The Flying Flea
PILOT - "JEAN-PIERRE LE BAM"

The Flying Flea family of aircraft was designed by French furniture The Flying Flea manufacturer HENRI MIGNET He had failed to be accepted as a military pilot and decided to build his own plane. Between 1931 and 1933 he built prototypes in Paris and tested them in a large field northeast of the city. He successfully flew the first successful model, HM-14, in September 10, 1933 and publicly demonstrated it in 1934.

He published the plans and building instructions in Le Sport de L'Air, a book published the same year. In 1935 it was translated into English and serialised in Practical Mechanics, prompting hundreds of people to build their own Flying Fleas.

Mignet's original H.M.8 prototype aircraft was powered by a 17hp (13kW) Aubier-Dunne 500 cc two stroke motorcycle engine with a chain drive providing a 2.5:1 reduction ratio. It had a wingspan of 19.5 feet (5.9m), a  length of 11.5 feet (3.5m) and a gross weight of 450 lb (204 kg).[5]. It had  a usable speed range of 25-62 mph (40-100 km/h)

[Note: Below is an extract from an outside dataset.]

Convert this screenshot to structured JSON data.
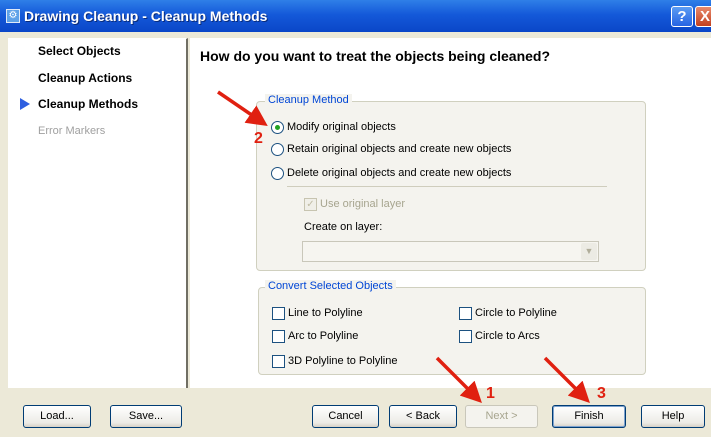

Design
Mignet made the aircraft intentionally simple. Flying Flea is essentially a highly staggered biplane, which could almost be considered a tandem wing aircraft.

Built of wood and fabric, the original design was single-seater and had a two-axis control. The control system was very unconventional. The aircraft had a standard control stick. Fore and aft movement controlled the front wing's angle of attack, increasing and decreasing the lift of the wing. Because the front wing was located forward of the center of gravity, this would pitch the nose up and down.

Side to side movement of the stick controlled the large rudder. This produced a rolling motion because the wings both had substantial dihedral, through yaw-roll coupling. The rudder had to be quite large, not only to produce adequate roll, but also because the fuselage was very short, reducing the leverage of the rudder.

The Flying Flea, being a two axis aircraft, could not be landed or taken off in substantial crosswinds. This was not a big issue when the aircraft was designed because at that time aircraft were usually flown from large open fields allowing all take-offs and landings into wind.

Mignet claimed that anyone who could build a packing case and drive a car could fly a Flying Flea.

Variants
There have been more than 300 different models of the Flying Flea. Some of these are listed over leaf

Specifications (H.M. 290 Flying Flea)
Data from Plane and Pilot: 1978 Aircraft Directory

General characteristics
      bullet Crew: one pilot                                bullet Length: 14.0 ft (4.27 m)
      bullet Wingspan: 20.0 ft (6.1 m)              bullet Height: ()
      bullet Empty weight: 410 lb (186 kg)      bullet Max takeoff weight: 700 lb (317 kg)
      bullet Power plant: 1                                  bullet McCulloch, 72 hp (54 kW)

Performance
      bullet Maximum speed: 85 mph (138 km/h)           bullet Cruise speed: 80 mph (130 km/h)
      bullet Stall speed: 35 mph (57 km/h)                       bullet Range: 275 mi (446 km) at 8,000 ft (2,438 m)
      bullet Service ceiling: 16,400ft (7437 m)                 bullet Rate of climb: 600 ft/min (3.05 m/s)
      bullet Power/mass: 9.72 lb/hp (5.9 kg/kW)

Safety Concerns
In the early days many Fleas crashed when pilots could not recover from shallow dives, resulting in some deaths. As a result the Flying Fleas were grounded and even banned from flight permanently in some countries. [5]

When on approach to land, the pilot would push the stick forward to gain speed for the flare and landing. As speed built up the rear wing, operating at a greater angle of attack would gain lift and pitch the aircraft's nose further downward. The pilot's normal reaction would be to pull back on the stick. This action would increase the angle of attack on the front wing by lowering the trailing edge of the wing. Because the trailing edge of the front wing was close to the leading edge of the rear wing the front wing's downwash would accelerate the air over the rear wing and cause it to gain lift more quickly that the front wing, resulting in an ever increasing nose pitch-down and flight directly into the ground.

Mignet had not encountered this problem during his testing of his prototype because he could not afford a large horsepower engine. When builders started putting larger engines on them and expanding the flight envelope the wing interference problem surfaced.

The Royal Aircraft Establishment in the United Kingdom and the French Air Ministry conducted full-scale wind tunnel tests and discovered the problem. Their investigations resulted in changes to the airfoil used and the spacing of the wings to prevent aerodynamic interference. Later Mignet Flea designs incorporated these changes.

By 1939 there were many improved Flying Fleas in the air but the aircraft never completely overcame its dangerous reputation, Amateur Construction.

Shortly after the plans appeared in 1934, many enthusiasts in Europe and the USA began to build their own aircraft. In France there were at least 500 completed. The average cost of materials was then $350.

Modern aircraft enthusiasts have continued to build their own aircraft and vary the original HM.14 design and its derivatives over the years, and outside the UK, they are successfully flown in countries like Australia. French enthusiasts, for example, hold an annual meeting every June.